How will this affect the delivery of neurological care? According to the American Academy of Neurology, only about 7000 neurologists actually practice in the US, about 25 per million people. More and more are dropping out of hospital work because of high medical liability risk, poor reimbursements and the high demand in office practices because of the shortage. Consequently, neurologist availability will be a challenge for ACOs as Americans develop stroke and other diseases of the elderly in ever greater numbers. Not all ACOs, will be able to employ them, especially in smaller towns and rural areas.

Because nearly all of neurology relies heavily on patient history and observational exams (what the neurologist sees rather than touching or listening to the organs) and because treatments rely almost solely on medications rather than operations or procedures requiring proximity, telemedicine offers an excellent solution.

With salary, benefits, and other expenses, the cost of recruiting and retaining a neurologist is extremely high. If the neurologist is paid based on membership figures, a smaller ACO may not be able to support even one neurologist to handle the clinic, let alone cover hospitals for emergencies.

Alternatively, the services of a company like AcuteCare Telemedicine can be obtained for a small fraction of the cost, and can cover a larger number of patients in many different regions of the country sequentially or even simultaneously. Telemedicine specialists would only be called when needed, and because many ACOs would be employing the group on a fractional basis, the cost to each one would be far lower than that of hiring even one neurologist full time. Furthermore, studies show that patient satisfaction and stroke outcomes are as high as in-person consultations in urgent care situations.s

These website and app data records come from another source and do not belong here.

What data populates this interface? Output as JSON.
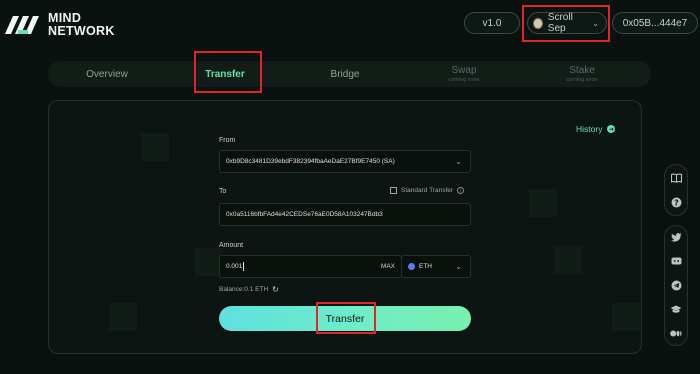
{
  "header": {
    "logo_line1": "MIND",
    "logo_line2": "NETWORK",
    "version": "v1.0",
    "network": "Scroll Sep",
    "address": "0x05B...444e7"
  },
  "tabs": [
    {
      "label": "Overview",
      "sub": ""
    },
    {
      "label": "Transfer",
      "sub": ""
    },
    {
      "label": "Bridge",
      "sub": ""
    },
    {
      "label": "Swap",
      "sub": "coming soon"
    },
    {
      "label": "Stake",
      "sub": "coming soon"
    }
  ],
  "form": {
    "history": "History",
    "from_label": "From",
    "from_value": "0xb9D8c3481D39ebdF382394fbaAeDaE27Bf9E7450  (SA)",
    "to_label": "To",
    "standard_transfer": "Standard Transfer",
    "to_value": "0x0a5116bfbFAd4e42CEDSe76aE0D58A103247Bdb3",
    "amount_label": "Amount",
    "amount_value": "0.001",
    "max": "MAX",
    "token": "ETH",
    "balance": "Balance:0.1 ETH",
    "transfer_button": "Transfer"
  },
  "colors": {
    "accent": "#64e2a8",
    "highlight": "#e0262a",
    "background": "#0a120f"
  },
  "icons": {
    "side_group1": [
      "docs-icon",
      "help-icon"
    ],
    "side_group2": [
      "twitter-icon",
      "discord-icon",
      "telegram-icon",
      "education-icon",
      "medium-icon"
    ]
  }
}
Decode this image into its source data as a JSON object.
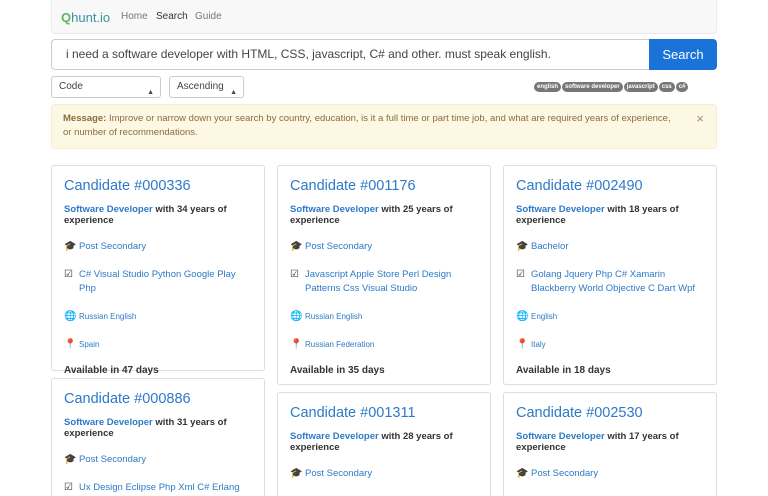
{
  "nav": {
    "brand_q": "Q",
    "brand_rest": "hunt.io",
    "links": [
      "Home",
      "Search",
      "Guide"
    ]
  },
  "search": {
    "query": "i need a software developer with HTML, CSS, javascript, C# and other. must speak english.",
    "button": "Search"
  },
  "filters": {
    "sort_field": "Code",
    "sort_order": "Ascending"
  },
  "tags": [
    "english",
    "software developer",
    "javascript",
    "css",
    "c#"
  ],
  "alert": {
    "label": "Message:",
    "text": "Improve or narrow down your search by country, education, is it a full time or part time job, and what are required years of experience, or number of recommendations.",
    "close": "×"
  },
  "icons": {
    "education": "graduation-cap-icon",
    "skills": "check-square-icon",
    "languages": "globe-icon",
    "location": "map-marker-icon"
  },
  "colors": {
    "link": "#2c7ac8",
    "search_button": "#1a73d9",
    "alert_bg": "#fcf8e3",
    "tag_bg": "#777777"
  },
  "candidates": [
    {
      "title": "Candidate #000336",
      "role": "Software Developer",
      "experience": "with 34 years of experience",
      "education": "Post Secondary",
      "skills": "C# Visual Studio Python Google Play Php",
      "languages": "Russian English",
      "location": "Spain",
      "availability": "Available in 47 days"
    },
    {
      "title": "Candidate #001176",
      "role": "Software Developer",
      "experience": "with 25 years of experience",
      "education": "Post Secondary",
      "skills": "Javascript Apple Store Perl Design Patterns Css Visual Studio",
      "languages": "Russian English",
      "location": "Russian Federation",
      "availability": "Available in 35 days"
    },
    {
      "title": "Candidate #002490",
      "role": "Software Developer",
      "experience": "with 18 years of experience",
      "education": "Bachelor",
      "skills": "Golang Jquery Php C# Xamarin Blackberry World Objective C Dart Wpf",
      "languages": "English",
      "location": "Italy",
      "availability": "Available in 18 days"
    },
    {
      "title": "Candidate #000886",
      "role": "Software Developer",
      "experience": "with 31 years of experience",
      "education": "Post Secondary",
      "skills": "Ux Design Eclipse Php Xml C# Erlang"
    },
    {
      "title": "Candidate #001311",
      "role": "Software Developer",
      "experience": "with 28 years of experience",
      "education": "Post Secondary"
    },
    {
      "title": "Candidate #002530",
      "role": "Software Developer",
      "experience": "with 17 years of experience",
      "education": "Post Secondary"
    }
  ]
}
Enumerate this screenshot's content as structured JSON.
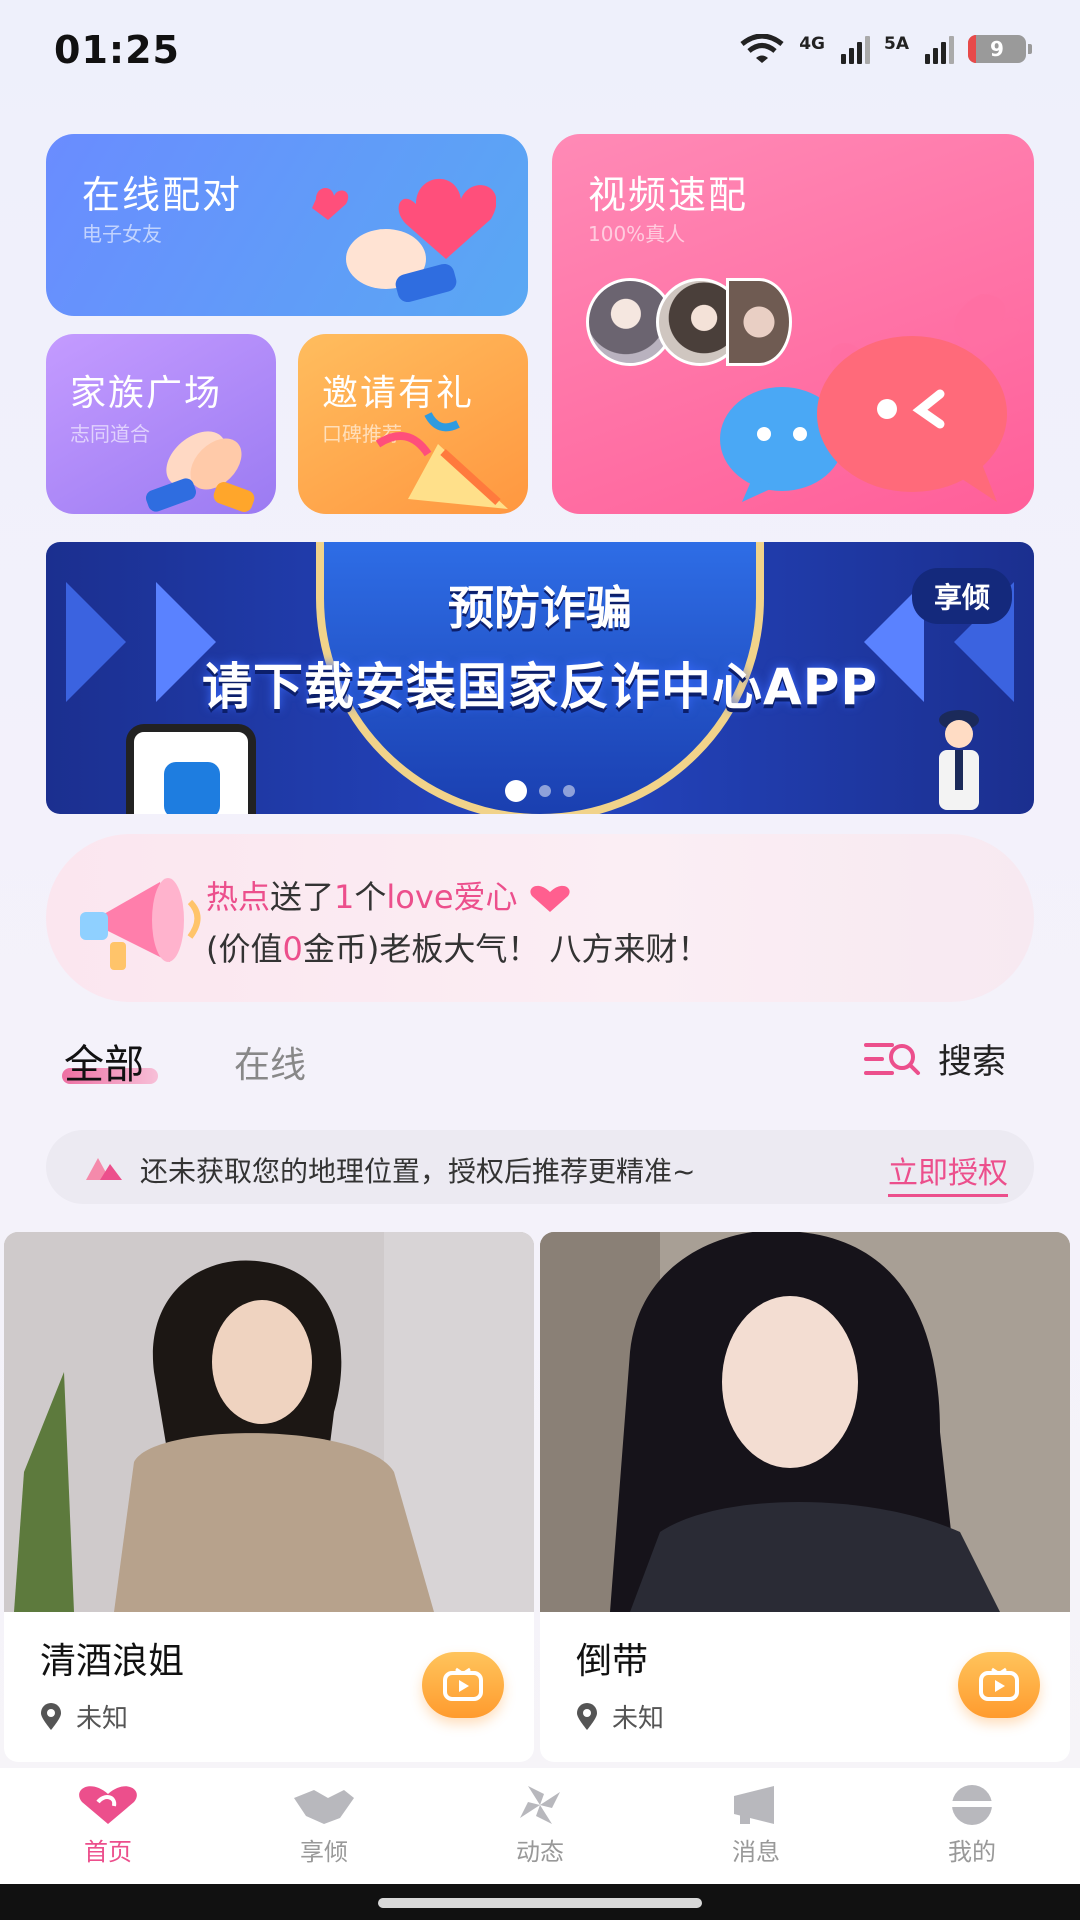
{
  "status_bar": {
    "time": "01:25",
    "net1": "4G",
    "net2": "5A",
    "battery": "9"
  },
  "features": {
    "online_match": {
      "title": "在线配对",
      "subtitle": "电子女友"
    },
    "video_match": {
      "title": "视频速配",
      "subtitle": "100%真人"
    },
    "family_square": {
      "title": "家族广场",
      "subtitle": "志同道合"
    },
    "invite": {
      "title": "邀请有礼",
      "subtitle": "口碑推荐"
    }
  },
  "banner": {
    "title": "预防诈骗",
    "subtitle": "请下载安装国家反诈中心APP",
    "badge": "享倾",
    "slides": 3,
    "active_slide": 1
  },
  "notice": {
    "hot": "热点",
    "sent": "送了",
    "count": "1",
    "unit": "个",
    "gift": "love爱心",
    "line2_a": "(价值",
    "value": "0",
    "line2_b": "金币)老板大气！ 八方来财！"
  },
  "tabs": {
    "all": "全部",
    "online": "在线",
    "search": "搜索"
  },
  "location_prompt": {
    "text": "还未获取您的地理位置，授权后推荐更精准~",
    "action": "立即授权"
  },
  "profiles": [
    {
      "name": "清酒浪姐",
      "location": "未知"
    },
    {
      "name": "倒带",
      "location": "未知"
    }
  ],
  "bottom_nav": [
    {
      "label": "首页",
      "icon": "heart-home-icon",
      "active": true
    },
    {
      "label": "享倾",
      "icon": "handshake-icon",
      "active": false
    },
    {
      "label": "动态",
      "icon": "pinwheel-icon",
      "active": false
    },
    {
      "label": "消息",
      "icon": "megaphone-icon",
      "active": false
    },
    {
      "label": "我的",
      "icon": "profile-icon",
      "active": false
    }
  ],
  "colors": {
    "accent": "#ec4f8c",
    "video_button": "#ff9b2e"
  }
}
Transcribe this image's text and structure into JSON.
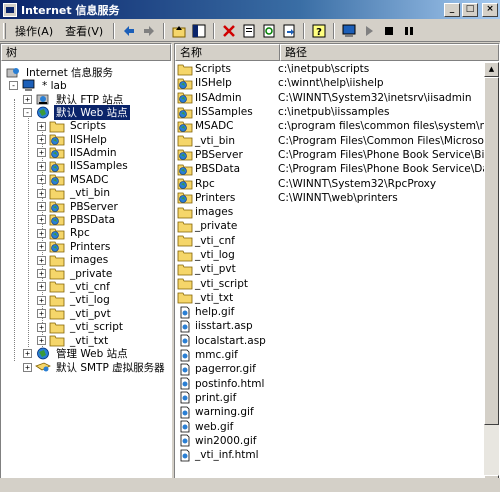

Teleneurology and the development of ACOs will have a mutually beneficial relationship in the coming years. Practitioners of this field will find a welcome home in these organizations and will help solve the coming shortage of neurologists in a new era of medicine.